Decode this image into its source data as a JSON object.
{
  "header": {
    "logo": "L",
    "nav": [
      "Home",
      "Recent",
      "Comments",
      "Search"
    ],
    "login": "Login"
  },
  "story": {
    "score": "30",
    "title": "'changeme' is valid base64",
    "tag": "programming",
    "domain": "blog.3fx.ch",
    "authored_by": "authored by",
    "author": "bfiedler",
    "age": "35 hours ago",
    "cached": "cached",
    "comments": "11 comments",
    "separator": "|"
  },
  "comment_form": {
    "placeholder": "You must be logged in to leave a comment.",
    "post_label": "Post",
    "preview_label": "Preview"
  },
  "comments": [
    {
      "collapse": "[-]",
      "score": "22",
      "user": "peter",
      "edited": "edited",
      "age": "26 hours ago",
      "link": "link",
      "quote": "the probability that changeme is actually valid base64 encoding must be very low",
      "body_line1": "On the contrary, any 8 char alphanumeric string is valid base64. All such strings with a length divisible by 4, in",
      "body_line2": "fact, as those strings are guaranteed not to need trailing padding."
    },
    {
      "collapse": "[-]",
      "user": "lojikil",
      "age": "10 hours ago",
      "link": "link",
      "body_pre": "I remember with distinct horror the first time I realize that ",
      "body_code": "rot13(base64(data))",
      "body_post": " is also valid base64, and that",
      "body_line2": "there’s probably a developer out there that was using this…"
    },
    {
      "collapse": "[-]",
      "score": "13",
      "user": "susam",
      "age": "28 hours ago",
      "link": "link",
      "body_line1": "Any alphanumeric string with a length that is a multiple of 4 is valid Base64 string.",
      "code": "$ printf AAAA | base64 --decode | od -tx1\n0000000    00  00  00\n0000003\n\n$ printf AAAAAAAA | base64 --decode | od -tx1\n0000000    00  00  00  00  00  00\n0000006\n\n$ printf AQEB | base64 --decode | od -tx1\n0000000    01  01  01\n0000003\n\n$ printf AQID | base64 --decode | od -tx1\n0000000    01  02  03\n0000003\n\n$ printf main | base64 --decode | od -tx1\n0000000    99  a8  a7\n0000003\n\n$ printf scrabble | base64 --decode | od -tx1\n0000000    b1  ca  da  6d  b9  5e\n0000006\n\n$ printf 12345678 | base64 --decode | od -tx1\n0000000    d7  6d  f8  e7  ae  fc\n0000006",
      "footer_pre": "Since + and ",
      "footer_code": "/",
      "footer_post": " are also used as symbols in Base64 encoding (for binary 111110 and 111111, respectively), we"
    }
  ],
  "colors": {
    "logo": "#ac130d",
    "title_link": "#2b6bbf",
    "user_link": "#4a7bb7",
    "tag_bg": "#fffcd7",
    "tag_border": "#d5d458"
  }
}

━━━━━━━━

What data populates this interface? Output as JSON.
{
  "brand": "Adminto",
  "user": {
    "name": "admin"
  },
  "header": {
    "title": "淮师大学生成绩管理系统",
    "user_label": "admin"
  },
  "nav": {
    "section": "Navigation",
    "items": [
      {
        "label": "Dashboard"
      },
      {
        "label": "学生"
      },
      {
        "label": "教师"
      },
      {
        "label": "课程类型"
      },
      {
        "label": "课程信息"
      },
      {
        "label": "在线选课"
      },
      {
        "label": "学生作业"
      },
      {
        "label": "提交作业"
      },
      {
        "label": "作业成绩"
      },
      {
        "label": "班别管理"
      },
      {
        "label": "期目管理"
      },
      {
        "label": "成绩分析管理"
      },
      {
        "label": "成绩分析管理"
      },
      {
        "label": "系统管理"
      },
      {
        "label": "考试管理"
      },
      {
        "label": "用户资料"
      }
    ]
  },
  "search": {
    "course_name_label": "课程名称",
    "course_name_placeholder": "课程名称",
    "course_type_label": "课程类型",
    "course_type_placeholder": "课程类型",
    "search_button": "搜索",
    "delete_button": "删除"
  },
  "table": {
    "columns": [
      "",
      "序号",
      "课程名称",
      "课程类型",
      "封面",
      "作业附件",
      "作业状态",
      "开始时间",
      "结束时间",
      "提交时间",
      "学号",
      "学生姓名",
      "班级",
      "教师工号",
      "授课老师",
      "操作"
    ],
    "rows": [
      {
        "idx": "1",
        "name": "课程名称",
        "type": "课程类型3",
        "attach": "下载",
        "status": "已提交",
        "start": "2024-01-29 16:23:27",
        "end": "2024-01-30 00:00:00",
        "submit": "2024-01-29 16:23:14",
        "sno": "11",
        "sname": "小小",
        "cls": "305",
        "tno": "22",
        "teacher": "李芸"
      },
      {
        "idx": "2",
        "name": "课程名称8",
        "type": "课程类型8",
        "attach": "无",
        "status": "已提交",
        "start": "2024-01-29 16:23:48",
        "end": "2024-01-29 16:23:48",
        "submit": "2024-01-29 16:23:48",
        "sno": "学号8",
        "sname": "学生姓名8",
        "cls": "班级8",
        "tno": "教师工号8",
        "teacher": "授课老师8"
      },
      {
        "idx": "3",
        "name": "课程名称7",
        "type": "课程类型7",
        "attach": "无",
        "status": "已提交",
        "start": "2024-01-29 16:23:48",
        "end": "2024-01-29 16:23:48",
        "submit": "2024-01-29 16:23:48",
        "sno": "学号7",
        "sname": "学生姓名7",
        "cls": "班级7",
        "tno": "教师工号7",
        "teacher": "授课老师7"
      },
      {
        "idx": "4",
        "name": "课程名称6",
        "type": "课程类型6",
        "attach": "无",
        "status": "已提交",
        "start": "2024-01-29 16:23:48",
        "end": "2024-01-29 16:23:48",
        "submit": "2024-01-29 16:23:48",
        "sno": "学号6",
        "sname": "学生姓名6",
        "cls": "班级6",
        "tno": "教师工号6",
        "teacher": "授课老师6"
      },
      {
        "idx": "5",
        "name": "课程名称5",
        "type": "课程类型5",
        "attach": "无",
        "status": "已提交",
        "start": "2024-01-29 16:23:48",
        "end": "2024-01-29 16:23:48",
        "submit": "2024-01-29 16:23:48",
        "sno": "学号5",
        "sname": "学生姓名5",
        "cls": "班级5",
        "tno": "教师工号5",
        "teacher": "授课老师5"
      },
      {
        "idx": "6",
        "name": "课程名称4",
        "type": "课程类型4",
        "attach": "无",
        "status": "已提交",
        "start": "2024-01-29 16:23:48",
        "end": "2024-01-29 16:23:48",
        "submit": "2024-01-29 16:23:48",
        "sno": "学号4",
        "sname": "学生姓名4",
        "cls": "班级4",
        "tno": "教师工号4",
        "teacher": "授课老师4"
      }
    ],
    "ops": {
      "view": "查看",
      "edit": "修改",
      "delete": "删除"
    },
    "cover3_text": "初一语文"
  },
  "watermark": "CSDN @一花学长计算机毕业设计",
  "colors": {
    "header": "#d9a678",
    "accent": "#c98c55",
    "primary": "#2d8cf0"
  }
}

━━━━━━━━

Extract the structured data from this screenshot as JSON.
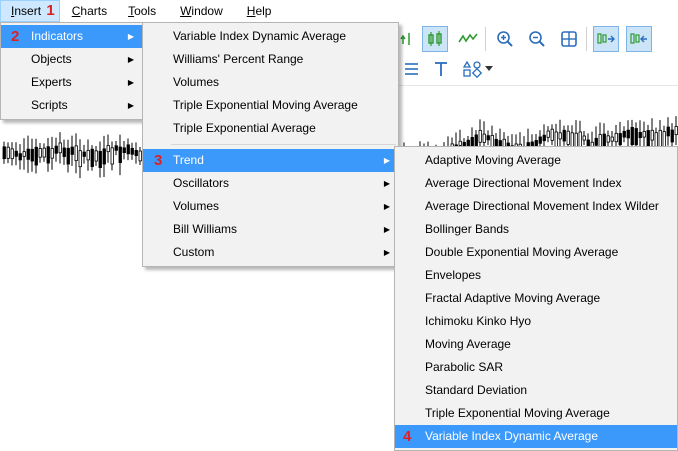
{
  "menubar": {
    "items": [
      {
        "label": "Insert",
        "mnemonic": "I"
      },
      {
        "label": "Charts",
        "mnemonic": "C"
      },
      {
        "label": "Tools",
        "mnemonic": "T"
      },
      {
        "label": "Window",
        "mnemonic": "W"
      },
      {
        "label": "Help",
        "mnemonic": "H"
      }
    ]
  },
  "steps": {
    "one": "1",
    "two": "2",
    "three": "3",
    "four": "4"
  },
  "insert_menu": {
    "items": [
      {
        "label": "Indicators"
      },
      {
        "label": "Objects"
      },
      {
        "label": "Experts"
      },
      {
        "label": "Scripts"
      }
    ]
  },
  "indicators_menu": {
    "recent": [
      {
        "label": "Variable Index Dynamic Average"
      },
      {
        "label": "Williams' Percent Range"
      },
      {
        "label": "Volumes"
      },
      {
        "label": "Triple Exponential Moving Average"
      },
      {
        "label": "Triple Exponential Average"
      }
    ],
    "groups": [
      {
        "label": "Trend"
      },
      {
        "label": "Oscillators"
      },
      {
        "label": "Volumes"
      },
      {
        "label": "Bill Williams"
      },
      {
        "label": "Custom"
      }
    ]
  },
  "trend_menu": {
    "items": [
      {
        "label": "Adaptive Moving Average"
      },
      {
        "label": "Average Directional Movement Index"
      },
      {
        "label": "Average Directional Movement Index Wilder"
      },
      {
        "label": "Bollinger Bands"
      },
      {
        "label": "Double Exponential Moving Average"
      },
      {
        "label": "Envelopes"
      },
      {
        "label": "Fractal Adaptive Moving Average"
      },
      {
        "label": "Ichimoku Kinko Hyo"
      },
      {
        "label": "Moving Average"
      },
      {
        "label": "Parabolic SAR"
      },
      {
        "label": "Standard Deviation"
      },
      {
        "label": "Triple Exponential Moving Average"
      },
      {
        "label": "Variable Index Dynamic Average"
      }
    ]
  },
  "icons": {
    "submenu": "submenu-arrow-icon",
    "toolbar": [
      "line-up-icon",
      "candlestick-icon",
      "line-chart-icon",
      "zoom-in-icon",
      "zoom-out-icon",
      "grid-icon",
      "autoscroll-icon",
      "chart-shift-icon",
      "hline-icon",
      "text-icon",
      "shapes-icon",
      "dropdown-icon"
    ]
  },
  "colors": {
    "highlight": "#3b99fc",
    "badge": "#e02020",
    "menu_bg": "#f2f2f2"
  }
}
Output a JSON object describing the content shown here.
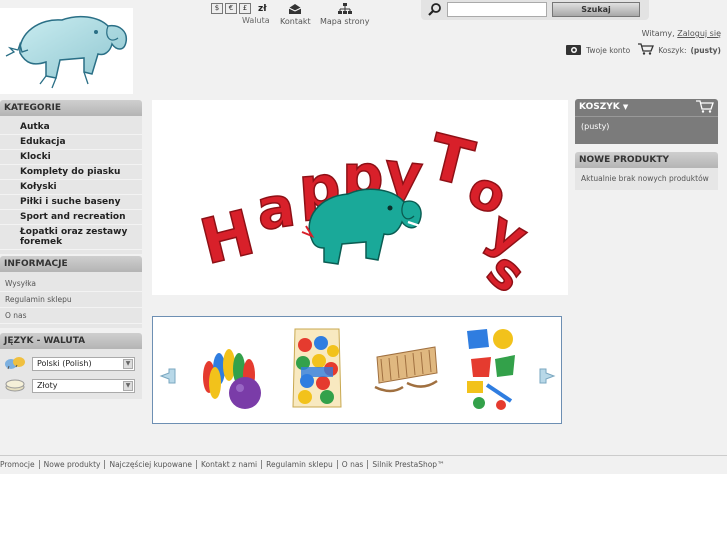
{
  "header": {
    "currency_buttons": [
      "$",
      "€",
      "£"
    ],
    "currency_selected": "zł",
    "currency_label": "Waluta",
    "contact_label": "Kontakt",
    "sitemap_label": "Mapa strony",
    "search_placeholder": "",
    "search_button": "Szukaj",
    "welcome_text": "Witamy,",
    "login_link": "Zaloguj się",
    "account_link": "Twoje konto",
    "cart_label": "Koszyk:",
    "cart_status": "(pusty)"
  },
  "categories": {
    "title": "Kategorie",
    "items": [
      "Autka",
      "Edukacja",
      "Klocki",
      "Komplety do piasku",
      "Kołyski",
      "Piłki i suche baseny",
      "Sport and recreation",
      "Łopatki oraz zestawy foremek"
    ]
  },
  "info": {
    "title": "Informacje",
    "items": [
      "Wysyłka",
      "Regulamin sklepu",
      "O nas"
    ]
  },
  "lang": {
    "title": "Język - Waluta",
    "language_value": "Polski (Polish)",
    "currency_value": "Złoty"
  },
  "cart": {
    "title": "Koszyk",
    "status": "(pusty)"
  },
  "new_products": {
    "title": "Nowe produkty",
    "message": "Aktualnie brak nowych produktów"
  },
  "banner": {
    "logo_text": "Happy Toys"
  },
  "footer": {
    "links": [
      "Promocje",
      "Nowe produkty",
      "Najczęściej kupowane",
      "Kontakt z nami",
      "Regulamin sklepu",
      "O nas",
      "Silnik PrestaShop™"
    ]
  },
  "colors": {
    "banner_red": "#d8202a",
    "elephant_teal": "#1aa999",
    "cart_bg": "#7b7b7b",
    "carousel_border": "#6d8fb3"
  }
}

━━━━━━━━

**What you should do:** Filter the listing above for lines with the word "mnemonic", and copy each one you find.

**Completed task:**
        "mnemonic": "I"
        "mnemonic": "C"
        "mnemonic": "T"
        "mnemonic": "W"
        "mnemonic": "H"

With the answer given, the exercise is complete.